After a first half filled with missed opportunities, California felt it had a chance to take out No. 9 Oregon at home. Thirty minutes later, the Golden Bears were left wondering what happened.
“The first half was all good,” California head coach Jeff Tedford said. “Then they dialed up some stuff in the second half.”
In a game characteristic of the Oregon’s run to the BCS National Championship Game in 2010, Oregon hung close in the opening two periods and then ran away after halftime, using a dominating effort on the ground to dismantle California. The Ducks leaned heavily on Doak Walker Award-winner LaMichael James, who pounded the Cal defense inside and out to rack up 30 carries and 239 yards, breaking the 200-yard mark for the third consecutive game to pass 4,000 yards for his career.

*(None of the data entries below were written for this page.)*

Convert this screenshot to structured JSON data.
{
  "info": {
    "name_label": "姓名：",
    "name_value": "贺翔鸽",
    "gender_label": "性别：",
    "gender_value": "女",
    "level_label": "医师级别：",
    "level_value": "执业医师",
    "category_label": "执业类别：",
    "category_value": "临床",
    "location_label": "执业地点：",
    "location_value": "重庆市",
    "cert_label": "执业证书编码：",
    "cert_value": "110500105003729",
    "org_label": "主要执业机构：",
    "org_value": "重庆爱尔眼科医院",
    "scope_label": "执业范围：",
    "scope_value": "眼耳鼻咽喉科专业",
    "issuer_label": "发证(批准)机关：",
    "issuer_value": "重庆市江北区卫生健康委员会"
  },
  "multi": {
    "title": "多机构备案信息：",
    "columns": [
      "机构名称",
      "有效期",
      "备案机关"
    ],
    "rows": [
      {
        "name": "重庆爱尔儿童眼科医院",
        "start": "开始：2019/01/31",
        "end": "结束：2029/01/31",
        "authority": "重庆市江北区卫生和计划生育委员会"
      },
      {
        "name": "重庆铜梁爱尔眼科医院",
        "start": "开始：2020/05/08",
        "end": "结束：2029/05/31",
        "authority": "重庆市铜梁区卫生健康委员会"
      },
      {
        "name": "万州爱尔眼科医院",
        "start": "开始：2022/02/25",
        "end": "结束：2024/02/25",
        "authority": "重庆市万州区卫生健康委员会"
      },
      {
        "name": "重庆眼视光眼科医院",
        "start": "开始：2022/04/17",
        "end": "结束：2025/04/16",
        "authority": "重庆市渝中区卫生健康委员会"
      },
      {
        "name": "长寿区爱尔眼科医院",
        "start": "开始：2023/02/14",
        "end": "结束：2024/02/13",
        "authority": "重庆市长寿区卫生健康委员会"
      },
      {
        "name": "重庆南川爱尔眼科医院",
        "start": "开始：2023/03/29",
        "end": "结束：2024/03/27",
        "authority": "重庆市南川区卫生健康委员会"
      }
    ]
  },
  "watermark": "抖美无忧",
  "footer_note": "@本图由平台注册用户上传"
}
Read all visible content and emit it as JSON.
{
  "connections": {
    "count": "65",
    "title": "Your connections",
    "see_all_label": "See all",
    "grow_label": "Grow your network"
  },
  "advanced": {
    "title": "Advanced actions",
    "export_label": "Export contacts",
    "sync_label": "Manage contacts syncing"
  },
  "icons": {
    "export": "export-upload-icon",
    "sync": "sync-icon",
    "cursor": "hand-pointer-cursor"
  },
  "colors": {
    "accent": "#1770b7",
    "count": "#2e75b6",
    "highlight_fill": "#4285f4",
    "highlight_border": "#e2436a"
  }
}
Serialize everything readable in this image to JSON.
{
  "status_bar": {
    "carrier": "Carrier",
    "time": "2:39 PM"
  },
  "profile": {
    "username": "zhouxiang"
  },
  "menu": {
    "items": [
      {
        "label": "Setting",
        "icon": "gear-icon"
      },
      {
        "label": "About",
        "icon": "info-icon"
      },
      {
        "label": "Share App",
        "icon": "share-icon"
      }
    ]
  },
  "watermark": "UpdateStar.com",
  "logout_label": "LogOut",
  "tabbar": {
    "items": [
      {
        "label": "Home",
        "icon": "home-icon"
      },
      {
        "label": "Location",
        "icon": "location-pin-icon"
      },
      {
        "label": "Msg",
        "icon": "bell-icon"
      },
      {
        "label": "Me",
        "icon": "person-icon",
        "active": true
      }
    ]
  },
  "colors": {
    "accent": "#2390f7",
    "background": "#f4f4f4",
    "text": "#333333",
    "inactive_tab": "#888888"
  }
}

“They hit some big runs in the second half,” Cal defensive coordinator Clancy Pendergast said. “They came out the first series and nickel-and-dimed us a bit and worked their way down the field. I mean, the bottom line is they made a couple plays and we didn’t. We gave them too many explosive plays tonight to give ourselves a chance.”
Most of those explosive plays came courtesy of James and fellow running back De’Anthony Thomas, who balanced James’ impressive rushing totals with a game-changing effort in the receiving game. Thomas frequently lined up in the slot position at wide receiver and gave the Golden Bears fits in the second half, grabbing three passes for 85 yards and two touchdowns in the third quarter alone.
“(De’Anthony’s) play has picked up more in the past couple weeks,” Pendergast said. “Obviously we know what kind of player he is and he made some critical plays tonight that allowed them to keep drives alive.”
The first half, however, was a different story. Cal’s offense was actually moving the ball more effortlessly than the Ducks, but failed to capitalize on several trips inside the red zone. Cal came away with three field goals in its first three drives deep into Oregon territory before halftime. Junior quarterback Zach Maynard, who has starred for Cal all season, was wildly inconsistent, appearing flustered and making errant throws — even with open targets and little pressure from Oregon’s defensive linemen.
“It was definitely frustrating for me,” Maynard said. “I was off with a lot of my throws. The ball was coming out of my hand a little weird at times and I should have converted on third down more.”
Asked to name a cause for the off day, both Maynard and Tedford cited poor footwork and a lack of timing in the pocket.
“That was my feet just going too fast,” Maynard said. “My feet were going faster than my arm was.”
“He wasn’t able to set his feet some,” Tedford said. “His feet were still moving and he missed some guys early because his feet were not set.
“Each time out it’s a different challenge. He’s out there on the field competing and each time out’s a learning experience. And we’ll go to the tape and see where we can improve and where we can help him as coaches.”
After Oregon free safety John Boyett blocked a Cal field goal attempt on the final play of the second quarter, the Golden Bears entered the locker room ahead by a single point in a game during which they could have opened up a substantial lead. Despite the lack of execution, the Golden Bears felt good about their position.
“(The first half) was competitive,” Tedford said. “I was looking forward to going out and competing hard in the second half. Then they got on a roll and we couldn’t respond. Once they get rolling like that, you’ve got to respond.”
Cal’s chances against Oregon’s passing game took a blow when starting cornerback Marc Anthony was knocked out of the game with a shoulder injury. Oregon opened the second half in typical fashion, driving 88 yards in 13 plays to take a 21-15 lead on a 23-yard reception by De’Anthony Thomas. After that, the Ducks’ momentum began to take hold and the game slipped out of reach for the Golden Bears.
“I felt like if we had come out and executed our plays we could have turned it around and took the fans out of it,” said sophomore receiver Keenan Allen, who made several big plays in the passing game and grabbed nine passes for 170 yards a touchdown. “We felt good about ourselves, we came out with a good plan and good adjustments; we just couldn’t execute.
The Ducks reclaimed possession after a California punt and were in the end zone again three plays later, courtesy of a 68-yard scoring dash by Kenjon Barner. Cal then found itself in the uncomfortable position of trying to catch Oregon from behind, a tough feat for any team.
“That’s typical,” Tedford said. “When they start to open up a lead and get it going, it really takes you out of your game plan to run the ball and be methodical. You’ve got to really start throwing it every down to get back in the game.”
While junior running back Isi Sofele had an impressive effort on the ground for Cal (12 carries for 119 yards), in the end it didn’t matter. Oregon scored twice more on lightning-quick drives to take a 43-15 lead and effectively end any chance at a Cal comeback.
“They’re an offense that hits you inside, outside, off-tackle and on the perimeter,” Pendergast said. “Their backs can hit you in all areas of the field and they got outside of us a couple times and we couldn’t get off the block to make the plays.”